■ TASK BRIEF:
Using the data below, copy every line that contains the word "this".

■ AVAILABLE DATA:
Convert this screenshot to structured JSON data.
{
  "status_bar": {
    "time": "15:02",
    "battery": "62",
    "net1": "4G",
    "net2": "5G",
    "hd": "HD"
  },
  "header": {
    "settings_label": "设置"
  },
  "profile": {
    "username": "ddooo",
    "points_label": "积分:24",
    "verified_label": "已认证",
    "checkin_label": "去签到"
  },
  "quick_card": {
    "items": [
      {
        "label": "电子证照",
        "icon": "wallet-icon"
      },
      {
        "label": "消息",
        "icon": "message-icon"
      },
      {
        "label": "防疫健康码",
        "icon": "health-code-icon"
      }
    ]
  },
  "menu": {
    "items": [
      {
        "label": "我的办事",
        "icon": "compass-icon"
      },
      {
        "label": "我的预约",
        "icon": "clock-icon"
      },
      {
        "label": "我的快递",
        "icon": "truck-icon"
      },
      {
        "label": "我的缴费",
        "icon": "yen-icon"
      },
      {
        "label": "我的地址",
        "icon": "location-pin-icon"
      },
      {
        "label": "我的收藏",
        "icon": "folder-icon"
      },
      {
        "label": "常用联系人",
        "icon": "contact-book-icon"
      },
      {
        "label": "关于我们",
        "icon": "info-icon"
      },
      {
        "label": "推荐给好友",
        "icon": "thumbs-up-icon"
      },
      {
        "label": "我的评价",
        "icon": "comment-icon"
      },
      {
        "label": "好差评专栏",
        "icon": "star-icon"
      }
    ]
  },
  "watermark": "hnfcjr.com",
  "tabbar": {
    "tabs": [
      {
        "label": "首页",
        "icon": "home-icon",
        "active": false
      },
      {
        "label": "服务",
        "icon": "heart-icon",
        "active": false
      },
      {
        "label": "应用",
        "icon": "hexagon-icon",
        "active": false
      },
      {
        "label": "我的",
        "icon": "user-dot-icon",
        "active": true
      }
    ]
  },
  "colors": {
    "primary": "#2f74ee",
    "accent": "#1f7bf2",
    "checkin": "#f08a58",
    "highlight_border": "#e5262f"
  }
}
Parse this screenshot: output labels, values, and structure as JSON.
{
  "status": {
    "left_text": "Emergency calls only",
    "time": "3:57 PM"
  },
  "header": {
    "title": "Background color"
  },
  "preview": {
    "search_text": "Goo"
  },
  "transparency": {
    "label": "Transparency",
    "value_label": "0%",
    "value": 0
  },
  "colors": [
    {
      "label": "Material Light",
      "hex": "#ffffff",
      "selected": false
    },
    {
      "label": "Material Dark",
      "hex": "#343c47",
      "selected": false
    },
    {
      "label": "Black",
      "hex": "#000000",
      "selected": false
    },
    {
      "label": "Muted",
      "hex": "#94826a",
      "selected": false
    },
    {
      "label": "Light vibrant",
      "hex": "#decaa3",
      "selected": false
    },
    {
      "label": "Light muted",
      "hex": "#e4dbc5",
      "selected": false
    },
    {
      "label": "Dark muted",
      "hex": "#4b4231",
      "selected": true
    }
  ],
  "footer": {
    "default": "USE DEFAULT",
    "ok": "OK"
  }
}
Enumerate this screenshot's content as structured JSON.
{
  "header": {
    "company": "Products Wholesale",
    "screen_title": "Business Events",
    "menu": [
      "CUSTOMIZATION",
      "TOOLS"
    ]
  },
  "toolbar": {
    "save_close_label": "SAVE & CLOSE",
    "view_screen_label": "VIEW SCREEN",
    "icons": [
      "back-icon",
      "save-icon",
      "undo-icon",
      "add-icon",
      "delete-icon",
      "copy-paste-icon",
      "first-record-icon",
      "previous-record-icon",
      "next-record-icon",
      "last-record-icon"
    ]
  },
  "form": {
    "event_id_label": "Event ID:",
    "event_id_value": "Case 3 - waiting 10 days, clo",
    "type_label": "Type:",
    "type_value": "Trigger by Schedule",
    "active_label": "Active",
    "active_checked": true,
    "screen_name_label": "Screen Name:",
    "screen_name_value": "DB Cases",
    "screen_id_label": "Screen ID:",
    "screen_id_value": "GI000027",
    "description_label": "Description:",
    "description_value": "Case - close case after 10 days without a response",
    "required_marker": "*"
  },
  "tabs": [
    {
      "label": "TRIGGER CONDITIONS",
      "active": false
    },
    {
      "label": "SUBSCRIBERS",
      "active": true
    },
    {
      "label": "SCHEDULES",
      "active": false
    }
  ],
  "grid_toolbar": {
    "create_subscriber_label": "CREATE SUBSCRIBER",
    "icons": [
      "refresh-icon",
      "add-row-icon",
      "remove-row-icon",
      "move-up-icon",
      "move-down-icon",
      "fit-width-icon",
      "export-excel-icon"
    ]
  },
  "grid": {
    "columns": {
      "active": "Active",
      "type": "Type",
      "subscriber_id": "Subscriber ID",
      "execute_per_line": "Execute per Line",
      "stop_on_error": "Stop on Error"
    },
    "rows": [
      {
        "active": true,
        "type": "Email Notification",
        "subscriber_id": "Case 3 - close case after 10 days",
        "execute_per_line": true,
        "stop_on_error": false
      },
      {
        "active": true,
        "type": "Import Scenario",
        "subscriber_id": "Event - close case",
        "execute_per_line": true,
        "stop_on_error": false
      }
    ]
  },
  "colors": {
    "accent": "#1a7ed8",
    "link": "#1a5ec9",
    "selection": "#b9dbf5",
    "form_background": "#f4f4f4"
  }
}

■ RESULT:
Convert this screenshot to structured JSON data.
Parse this screenshot: output labels, values, and structure as JSON.
Enumerate this screenshot's content as structured JSON.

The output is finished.